  9. Calvary and Bellefontaine cemeteries. Almost as much as Forest Park.
  10. The art freaks. Even when they’re bellyaching.

But I Left St. Louis Because …

  1. I’m 45, and while the city is getting better, St. Louis isn’t going to become enough city for me in my lifetime–at least not during the part of my lifetime in which I’m continent and ambulatory.
  2. My industry isn’t happening or growing in St. Louis on the scale it is elsewhere, and pay rates for my work are less than half of what they are in Chicago (where I live now). Sad, but a fact.
  3. I spent too much time in St. Louis convincing people, especially “leaders,” that the earth is round. If they hadn’t seen it with their own eyes, they couldn’t imagine it might work here. It’d help if they left town now and then, or listened to experts who came here to share lessons from the outside world (cf. Rollin Stanley).
  4. There was work to do downtown, and not enough of us to do it. I admit: I burned out.
  5. The people who run/ran Downtown St. Louis, the Partnership, and other “civic progress” groups are largely invested in NOT changing things. The old regime is fully entrenched, protecting its piece of the ever-shrinking pie.
  6. Alright, you all knew this was coming, but … the Century Building fiasco. It proves (and taught me) the intractability of reason #5. I still find it unbelievable that it all went down like it did.
  7. Washington Avenue. Yep, it’s cool. But what the hell? Why so much investment focused on and limited to ONE street? Turn north or south at 14th Street, and it feels like you’ve suddenly left Disney’s Main St.
  8. Empty promises. Drive around downtown and ask yourself: weren’t they supposed to re-time these lights? Wasn’t there an article about wi-fi being installed all over downtown … like four YEARS ago?
  9. Violations of the street grid, such as amputating St. Charles Street block by block. Drive down 4th Street and weep.
  10. The unsettling feeling that no one’s minding the store. So many basic things untended. Examples; crumbling infrastructure, inadequate police patrols/traffic control, the sheer number of people running stop signs (and I mean RUNNING them) in mid-town. But hey, check out Ballpark Village! Oh, wait …

I love St. Louis. I miss St. Louis. But I can’t say that I will ever come back other than to visit. Not soon, for sure.
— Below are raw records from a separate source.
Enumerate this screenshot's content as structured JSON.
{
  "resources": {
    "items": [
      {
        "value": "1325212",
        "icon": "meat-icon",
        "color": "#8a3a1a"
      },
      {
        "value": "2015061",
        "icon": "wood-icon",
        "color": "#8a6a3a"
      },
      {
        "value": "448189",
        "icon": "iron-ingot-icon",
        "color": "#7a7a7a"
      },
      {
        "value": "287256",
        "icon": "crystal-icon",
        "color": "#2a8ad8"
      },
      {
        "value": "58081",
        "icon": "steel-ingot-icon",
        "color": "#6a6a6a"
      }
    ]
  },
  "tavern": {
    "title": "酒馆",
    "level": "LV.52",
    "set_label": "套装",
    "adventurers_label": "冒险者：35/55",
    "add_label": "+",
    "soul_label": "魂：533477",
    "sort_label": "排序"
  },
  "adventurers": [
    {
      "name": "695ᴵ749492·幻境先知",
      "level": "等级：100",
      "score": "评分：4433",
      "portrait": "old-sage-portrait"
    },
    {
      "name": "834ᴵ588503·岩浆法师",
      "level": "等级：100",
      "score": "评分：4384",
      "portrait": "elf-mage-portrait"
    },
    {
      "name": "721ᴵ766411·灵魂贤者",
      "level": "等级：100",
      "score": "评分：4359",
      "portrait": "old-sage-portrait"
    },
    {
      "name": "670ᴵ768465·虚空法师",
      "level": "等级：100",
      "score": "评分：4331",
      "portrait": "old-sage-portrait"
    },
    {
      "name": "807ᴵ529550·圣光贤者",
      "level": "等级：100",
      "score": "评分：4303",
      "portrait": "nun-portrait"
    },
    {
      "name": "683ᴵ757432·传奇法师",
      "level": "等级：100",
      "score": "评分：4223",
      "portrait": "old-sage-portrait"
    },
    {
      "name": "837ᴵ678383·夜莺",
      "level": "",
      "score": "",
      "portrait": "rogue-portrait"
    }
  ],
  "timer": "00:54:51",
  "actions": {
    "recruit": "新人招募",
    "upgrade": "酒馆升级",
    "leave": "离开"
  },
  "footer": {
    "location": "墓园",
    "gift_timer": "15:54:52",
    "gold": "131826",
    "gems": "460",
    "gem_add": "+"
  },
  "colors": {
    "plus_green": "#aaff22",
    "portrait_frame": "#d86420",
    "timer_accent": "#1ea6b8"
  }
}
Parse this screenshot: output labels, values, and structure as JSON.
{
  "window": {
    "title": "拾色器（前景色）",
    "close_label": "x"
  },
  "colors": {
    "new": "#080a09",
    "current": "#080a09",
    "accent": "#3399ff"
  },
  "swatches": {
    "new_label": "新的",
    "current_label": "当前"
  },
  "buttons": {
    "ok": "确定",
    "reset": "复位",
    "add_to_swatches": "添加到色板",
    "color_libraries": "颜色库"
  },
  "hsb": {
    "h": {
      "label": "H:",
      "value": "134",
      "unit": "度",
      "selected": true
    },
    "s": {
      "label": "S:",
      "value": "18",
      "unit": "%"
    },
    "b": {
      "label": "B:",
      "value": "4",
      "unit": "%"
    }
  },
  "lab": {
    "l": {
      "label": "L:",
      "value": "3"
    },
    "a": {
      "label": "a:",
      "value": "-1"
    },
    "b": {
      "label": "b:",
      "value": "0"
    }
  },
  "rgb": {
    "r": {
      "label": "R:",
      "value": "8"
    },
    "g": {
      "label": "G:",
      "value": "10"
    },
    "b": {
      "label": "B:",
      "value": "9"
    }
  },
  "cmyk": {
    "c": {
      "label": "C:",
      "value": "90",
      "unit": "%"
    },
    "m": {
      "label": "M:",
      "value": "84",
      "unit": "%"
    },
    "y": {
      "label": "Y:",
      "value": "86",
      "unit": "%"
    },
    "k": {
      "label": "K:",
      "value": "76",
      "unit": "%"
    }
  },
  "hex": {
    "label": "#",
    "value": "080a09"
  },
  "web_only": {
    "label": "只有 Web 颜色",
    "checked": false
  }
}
But I applaud all y’all for hanging in there and fighting for what we all know St. Louis can be. In a younger person’s lifetime, at least.


Patterson on the Mend!

February 18, 2008 Guest, Steve Patterson 54 Comments

This update is being posted by Steve’s friends.

As many of you have heard, Steve experienced a stroke on February 1. He is making progress in his recovery, but he may not be able to post here for some time. We’ll provide updates as appropriate and according to his wishes; at the same time, we all hope that he will be publishing here again himself, sooner than later.

Please post your greetings and best wishes for Steve below, and we will make sure he receives them. He greatly appreciates the outpouring of well wishes many of you have already sent.

If you would like to send a card to lift his spirits just mail it to his office and we’ll get it right to him:

Circa Properties, Inc.
C/O Steven L. Patterson
4507 S. Kingshighway Blvd.

Saint Louis
, MO 63109


Steve’s Friends

PS Keep checking back for guest editorials to keep the urban discussions rolling.